FinCEN Exchange to encourage information sharing

In December 2017, the U.S. Treasury’s Financial Crimes Enforcement Network (“FinCEN”) announced the creation of a platform to facilitate information sharing on a voluntary platform on financial crimes issues including anti-money laundering efforts. The platform is known as the FinCEN Exchange, and is designed to share information more “dynamically.” FinCEN has conducted special briefings for approximately 40 financial institutions and law enforcement agencies since 2015. The FinCEN Exchange seeks for formalize these meetings, which will be convened more regularly. This platform in many ways mirrors the United Kingdom’s Joint Money Laundering Intelligence Taskforce, which has received praise from both industry participants and law enforcement alike since its formal creation in May 2016.

The FinCEN Exchange provides an additional tool for the industry to obtain information from the government to identify AML risks. The plan contemplates periodic briefings between FinCEN, law enforcement and industry participants to identify and exchange information on targeted threats such as money laundering methods. Although the Under Secretary of Treasury for Terrorism and Financial Intelligence stated at the ABA/ABA Financial Crimes Enforcement Conference on December 4, 2017 that the FinCEN Exchange is “not intended to add a regulatory burden to your financial institutions,” participating financial institutions would be wise to include the illicit financial threats identified through the FinCEN Exchange as part of those institutions’ overall AML risk assessment process. Selection of industry participants invited to join the platform is yet to be finalized, but invitations will likely based on the size of the financial institutions and the type of information they may be able to share with other FinCEN Exchange participants.

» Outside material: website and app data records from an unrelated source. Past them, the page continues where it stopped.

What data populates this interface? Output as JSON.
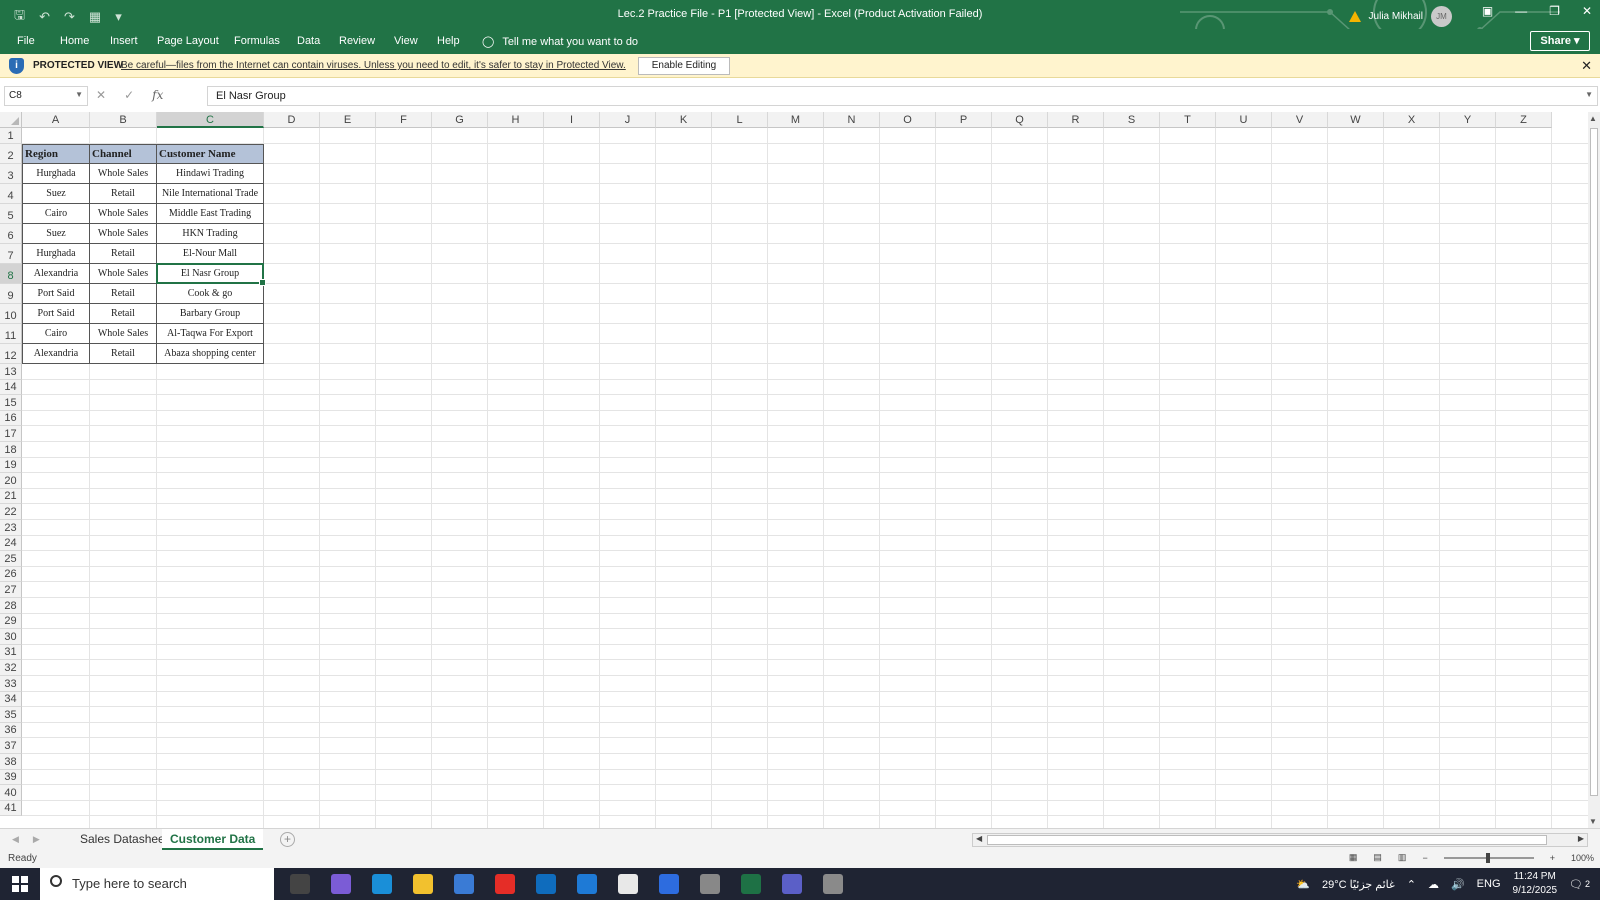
{
  "window": {
    "title": "Lec.2 Practice File - P1  [Protected View]  -  Excel (Product Activation Failed)",
    "user_name": "Julia Mikhail",
    "user_initials": "JM"
  },
  "ribbon": {
    "tabs": [
      "File",
      "Home",
      "Insert",
      "Page Layout",
      "Formulas",
      "Data",
      "Review",
      "View",
      "Help"
    ],
    "tell_me": "Tell me what you want to do",
    "share": "Share"
  },
  "protected_view": {
    "title": "PROTECTED VIEW",
    "message": "Be careful—files from the Internet can contain viruses. Unless you need to edit, it's safer to stay in Protected View.",
    "enable_button": "Enable Editing"
  },
  "formula_bar": {
    "name_box": "C8",
    "fx": "fx",
    "content": "El Nasr Group"
  },
  "grid": {
    "columns": [
      "A",
      "B",
      "C",
      "D",
      "E",
      "F",
      "G",
      "H",
      "I",
      "J",
      "K",
      "L",
      "M",
      "N",
      "O",
      "P",
      "Q",
      "R",
      "S",
      "T",
      "U",
      "V",
      "W",
      "X",
      "Y",
      "Z"
    ],
    "rows": [
      "1",
      "2",
      "3",
      "4",
      "5",
      "6",
      "7",
      "8",
      "9",
      "10",
      "11",
      "12",
      "13",
      "14",
      "15",
      "16",
      "17",
      "18",
      "19",
      "20",
      "21",
      "22",
      "23",
      "24",
      "25",
      "26",
      "27",
      "28",
      "29",
      "30",
      "31",
      "32",
      "33",
      "34",
      "35",
      "36",
      "37",
      "38",
      "39",
      "40",
      "41"
    ],
    "selected_cell": "C8",
    "table_header": [
      "Region",
      "Channel",
      "Customer Name"
    ],
    "table_rows": [
      [
        "Hurghada",
        "Whole Sales",
        "Hindawi Trading"
      ],
      [
        "Suez",
        "Retail",
        "Nile International Trade"
      ],
      [
        "Cairo",
        "Whole Sales",
        "Middle East Trading"
      ],
      [
        "Suez",
        "Whole Sales",
        "HKN Trading"
      ],
      [
        "Hurghada",
        "Retail",
        "El-Nour Mall"
      ],
      [
        "Alexandria",
        "Whole Sales",
        "El Nasr Group"
      ],
      [
        "Port Said",
        "Retail",
        "Cook & go"
      ],
      [
        "Port Said",
        "Retail",
        "Barbary Group"
      ],
      [
        "Cairo",
        "Whole Sales",
        "Al-Taqwa For Export"
      ],
      [
        "Alexandria",
        "Retail",
        "Abaza shopping center"
      ]
    ],
    "header_fill": "#b4c2d8"
  },
  "sheets": {
    "tabs": [
      "Sales Datasheet",
      "Customer Data"
    ],
    "active": "Customer Data"
  },
  "status": {
    "ready": "Ready",
    "zoom": "100%"
  },
  "taskbar": {
    "search_placeholder": "Type here to search",
    "weather": "29°C  غائم جزئيًا",
    "language": "ENG",
    "time": "11:24 PM",
    "date": "9/12/2025",
    "notifications": "2"
  },
  "colors": {
    "excel_green": "#217346",
    "protected_bar": "#fff4ce",
    "taskbar": "#1f2433"
  }
}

FINRA’s 2018 Regulatory & Examinations Priority Letter

Many of us remember the “old days” when the regulators would roll out a “top 10 List” of examination and sales practice review priorities. This year, FINRA has published a more extensive and expanded list. You can read Robert Cook’s complete letter here:

For those of you who want the “cliff notes” version, here is a list of the topics on the 2018 examination priorities list:

  • Fraud Schemes
  • High-risk Firms and Brokers
  • Business Continuity Planning
  • Customer Protection and Verification of Assets and Liabilities
  • Technology Governance
  • Cybersecurity
  • Anti-Money Laundering
  • Liquidity Risk Planning
  • Short Sales
  • Suitability
  • Initial Coin Offerings and Cryptocurrencies
  • Use of Margin Loans
  • Securities Backed Lines of Credit
  • Market Manipulation
  • Best Execution
  • Reg SHO
  • Fixed Income Data Integrity
  • Correlated Options Products
  • Market Access Compliance
  • Alternative Trading System Surveillance

The Cook letter also lists several new rules being rolled out in 2018. The topics include:

  • Financial Exploitation of Specified Adults
  • Amendments to FINRA Rule 4512 (Customer Account Information)
  • The FinCEN Customer Due Diligence Rule (CDD Rule)
  • Amendments to FINRA Rule 2232 (Customer Confirmations)
  • Margin Requirements for Covered Agency Transactions (Amendments to FINRA Rule 4210)
  • Consolidated FINRA Registration Rules

It is well worth reading and absorbing the content of the Priorities Letter, sooner rather than later.

Here’s to a successful 2018.